__Problem description__:
From the entries below, copy out every line with "subtitle" in it.

====

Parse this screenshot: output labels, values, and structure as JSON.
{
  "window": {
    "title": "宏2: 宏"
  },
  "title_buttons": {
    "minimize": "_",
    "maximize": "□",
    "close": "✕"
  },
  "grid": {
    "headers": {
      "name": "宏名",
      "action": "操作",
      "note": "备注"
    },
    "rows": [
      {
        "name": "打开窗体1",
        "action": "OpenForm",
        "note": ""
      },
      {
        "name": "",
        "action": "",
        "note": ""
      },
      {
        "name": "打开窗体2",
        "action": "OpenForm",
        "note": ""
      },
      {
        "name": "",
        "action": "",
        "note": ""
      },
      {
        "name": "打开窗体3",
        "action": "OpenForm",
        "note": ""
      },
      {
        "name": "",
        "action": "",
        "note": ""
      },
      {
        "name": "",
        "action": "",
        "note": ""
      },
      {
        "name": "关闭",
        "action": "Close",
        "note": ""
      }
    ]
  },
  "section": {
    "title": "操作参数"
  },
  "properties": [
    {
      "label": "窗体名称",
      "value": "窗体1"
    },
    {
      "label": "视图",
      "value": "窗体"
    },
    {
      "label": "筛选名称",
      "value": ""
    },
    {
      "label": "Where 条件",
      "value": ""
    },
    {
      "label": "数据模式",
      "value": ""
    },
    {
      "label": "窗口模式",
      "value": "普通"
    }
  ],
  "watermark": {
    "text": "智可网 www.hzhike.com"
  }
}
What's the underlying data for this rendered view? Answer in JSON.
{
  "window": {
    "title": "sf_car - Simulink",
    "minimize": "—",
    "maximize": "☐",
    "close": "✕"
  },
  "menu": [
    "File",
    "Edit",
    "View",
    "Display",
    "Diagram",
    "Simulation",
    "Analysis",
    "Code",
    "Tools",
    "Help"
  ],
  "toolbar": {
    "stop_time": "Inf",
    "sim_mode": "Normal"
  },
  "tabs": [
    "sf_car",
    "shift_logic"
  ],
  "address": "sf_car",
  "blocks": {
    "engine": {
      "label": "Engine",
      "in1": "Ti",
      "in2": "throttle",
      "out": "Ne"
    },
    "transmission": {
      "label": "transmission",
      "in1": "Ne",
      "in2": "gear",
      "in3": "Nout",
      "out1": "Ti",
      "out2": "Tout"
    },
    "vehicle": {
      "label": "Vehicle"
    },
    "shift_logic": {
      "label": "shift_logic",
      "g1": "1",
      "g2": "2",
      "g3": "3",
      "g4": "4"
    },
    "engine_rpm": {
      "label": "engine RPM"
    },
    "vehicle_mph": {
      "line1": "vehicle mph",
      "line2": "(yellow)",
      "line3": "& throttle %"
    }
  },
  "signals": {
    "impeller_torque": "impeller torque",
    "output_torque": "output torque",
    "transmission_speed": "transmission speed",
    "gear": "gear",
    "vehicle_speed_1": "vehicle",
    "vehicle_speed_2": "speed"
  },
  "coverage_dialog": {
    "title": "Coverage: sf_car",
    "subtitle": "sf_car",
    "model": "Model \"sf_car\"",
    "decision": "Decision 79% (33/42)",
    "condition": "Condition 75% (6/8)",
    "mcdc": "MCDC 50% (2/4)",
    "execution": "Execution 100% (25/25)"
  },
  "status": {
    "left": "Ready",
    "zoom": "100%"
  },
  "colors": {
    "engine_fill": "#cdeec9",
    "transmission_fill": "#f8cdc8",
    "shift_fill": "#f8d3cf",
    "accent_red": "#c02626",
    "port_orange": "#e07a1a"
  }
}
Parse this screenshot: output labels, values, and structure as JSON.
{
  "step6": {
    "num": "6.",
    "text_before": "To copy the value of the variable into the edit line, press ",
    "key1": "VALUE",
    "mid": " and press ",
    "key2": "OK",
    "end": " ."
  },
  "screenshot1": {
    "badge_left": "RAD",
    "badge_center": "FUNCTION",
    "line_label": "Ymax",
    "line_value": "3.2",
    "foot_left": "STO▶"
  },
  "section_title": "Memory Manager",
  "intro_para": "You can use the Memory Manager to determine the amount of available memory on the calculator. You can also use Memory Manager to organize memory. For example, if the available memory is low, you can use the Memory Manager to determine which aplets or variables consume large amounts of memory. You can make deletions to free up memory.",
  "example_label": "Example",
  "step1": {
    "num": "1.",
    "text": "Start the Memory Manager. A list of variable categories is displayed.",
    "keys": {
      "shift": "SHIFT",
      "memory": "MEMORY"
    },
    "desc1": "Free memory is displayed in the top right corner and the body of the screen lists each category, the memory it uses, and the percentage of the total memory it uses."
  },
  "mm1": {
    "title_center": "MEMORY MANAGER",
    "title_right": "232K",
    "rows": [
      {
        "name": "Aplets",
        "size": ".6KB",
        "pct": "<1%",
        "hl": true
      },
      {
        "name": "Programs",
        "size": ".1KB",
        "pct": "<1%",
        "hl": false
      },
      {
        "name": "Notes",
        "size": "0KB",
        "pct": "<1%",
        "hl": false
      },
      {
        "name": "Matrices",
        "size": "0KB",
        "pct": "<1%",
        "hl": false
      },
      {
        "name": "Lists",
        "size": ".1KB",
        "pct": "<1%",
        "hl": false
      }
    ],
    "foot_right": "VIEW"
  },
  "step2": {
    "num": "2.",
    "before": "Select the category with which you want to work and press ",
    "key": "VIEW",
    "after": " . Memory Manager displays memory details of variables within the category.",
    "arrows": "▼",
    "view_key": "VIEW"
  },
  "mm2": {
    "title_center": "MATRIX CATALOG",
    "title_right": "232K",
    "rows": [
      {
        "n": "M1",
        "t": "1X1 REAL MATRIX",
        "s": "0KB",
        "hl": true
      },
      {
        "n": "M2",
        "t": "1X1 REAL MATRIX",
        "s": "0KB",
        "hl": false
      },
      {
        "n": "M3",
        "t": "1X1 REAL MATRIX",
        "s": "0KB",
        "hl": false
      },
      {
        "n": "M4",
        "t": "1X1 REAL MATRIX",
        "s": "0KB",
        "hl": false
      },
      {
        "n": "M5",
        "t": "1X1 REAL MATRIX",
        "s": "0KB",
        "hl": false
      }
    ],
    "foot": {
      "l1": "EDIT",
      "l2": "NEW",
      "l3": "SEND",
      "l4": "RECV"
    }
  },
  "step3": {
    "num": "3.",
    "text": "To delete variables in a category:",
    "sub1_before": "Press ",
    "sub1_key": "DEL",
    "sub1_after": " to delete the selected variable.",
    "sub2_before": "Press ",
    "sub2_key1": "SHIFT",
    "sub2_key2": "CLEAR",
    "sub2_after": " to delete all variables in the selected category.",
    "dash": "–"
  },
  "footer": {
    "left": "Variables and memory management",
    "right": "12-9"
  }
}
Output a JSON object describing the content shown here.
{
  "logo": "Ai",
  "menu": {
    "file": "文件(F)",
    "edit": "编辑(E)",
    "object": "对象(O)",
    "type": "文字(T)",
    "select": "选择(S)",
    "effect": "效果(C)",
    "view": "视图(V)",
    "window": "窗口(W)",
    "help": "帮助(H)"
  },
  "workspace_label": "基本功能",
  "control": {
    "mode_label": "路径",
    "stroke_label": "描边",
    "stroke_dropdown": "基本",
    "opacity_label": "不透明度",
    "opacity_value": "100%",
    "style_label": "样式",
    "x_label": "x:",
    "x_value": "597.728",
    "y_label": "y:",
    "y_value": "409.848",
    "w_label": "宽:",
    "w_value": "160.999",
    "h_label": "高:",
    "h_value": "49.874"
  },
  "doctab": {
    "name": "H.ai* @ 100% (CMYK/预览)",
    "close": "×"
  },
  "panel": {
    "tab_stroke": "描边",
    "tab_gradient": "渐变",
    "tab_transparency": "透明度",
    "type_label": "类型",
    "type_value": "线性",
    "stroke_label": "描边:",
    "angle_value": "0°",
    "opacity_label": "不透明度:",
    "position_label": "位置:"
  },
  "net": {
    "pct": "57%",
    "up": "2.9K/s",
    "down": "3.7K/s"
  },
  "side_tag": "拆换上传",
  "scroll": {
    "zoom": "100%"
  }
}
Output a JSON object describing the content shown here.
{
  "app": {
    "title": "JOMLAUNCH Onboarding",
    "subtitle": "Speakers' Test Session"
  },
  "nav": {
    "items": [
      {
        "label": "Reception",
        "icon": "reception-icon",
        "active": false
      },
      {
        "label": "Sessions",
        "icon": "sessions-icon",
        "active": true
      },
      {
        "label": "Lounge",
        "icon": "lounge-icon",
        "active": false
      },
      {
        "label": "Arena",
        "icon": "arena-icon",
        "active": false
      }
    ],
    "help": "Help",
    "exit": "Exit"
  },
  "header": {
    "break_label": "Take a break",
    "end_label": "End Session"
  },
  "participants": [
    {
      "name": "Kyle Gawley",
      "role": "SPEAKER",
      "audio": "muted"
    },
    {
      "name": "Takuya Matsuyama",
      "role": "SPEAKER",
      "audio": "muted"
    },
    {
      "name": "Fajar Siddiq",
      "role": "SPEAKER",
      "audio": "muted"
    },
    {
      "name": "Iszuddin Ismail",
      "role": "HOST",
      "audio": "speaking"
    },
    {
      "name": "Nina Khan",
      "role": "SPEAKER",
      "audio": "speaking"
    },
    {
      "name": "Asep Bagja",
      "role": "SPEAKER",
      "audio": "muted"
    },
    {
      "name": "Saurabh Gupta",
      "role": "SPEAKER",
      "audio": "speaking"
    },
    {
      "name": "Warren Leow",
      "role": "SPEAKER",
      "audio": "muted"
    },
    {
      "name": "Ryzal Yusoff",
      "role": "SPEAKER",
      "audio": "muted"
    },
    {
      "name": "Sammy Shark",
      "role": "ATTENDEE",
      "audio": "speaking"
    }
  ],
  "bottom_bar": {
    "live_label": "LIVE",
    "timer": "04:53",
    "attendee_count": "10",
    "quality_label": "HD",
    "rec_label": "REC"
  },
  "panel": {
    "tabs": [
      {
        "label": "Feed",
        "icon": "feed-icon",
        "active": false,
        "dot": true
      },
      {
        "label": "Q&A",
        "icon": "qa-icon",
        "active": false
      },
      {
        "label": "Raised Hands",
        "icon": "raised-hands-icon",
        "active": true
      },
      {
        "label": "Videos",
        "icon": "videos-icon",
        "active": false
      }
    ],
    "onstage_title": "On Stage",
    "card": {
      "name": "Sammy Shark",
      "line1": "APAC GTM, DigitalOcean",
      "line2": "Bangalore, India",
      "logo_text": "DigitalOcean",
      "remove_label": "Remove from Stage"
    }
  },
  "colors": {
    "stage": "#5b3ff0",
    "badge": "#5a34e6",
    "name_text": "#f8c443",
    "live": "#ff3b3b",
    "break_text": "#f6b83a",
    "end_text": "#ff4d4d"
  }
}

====

__Response area__:
    "subtitle": "sf_car",
    "subtitle": "Speakers' Test Session"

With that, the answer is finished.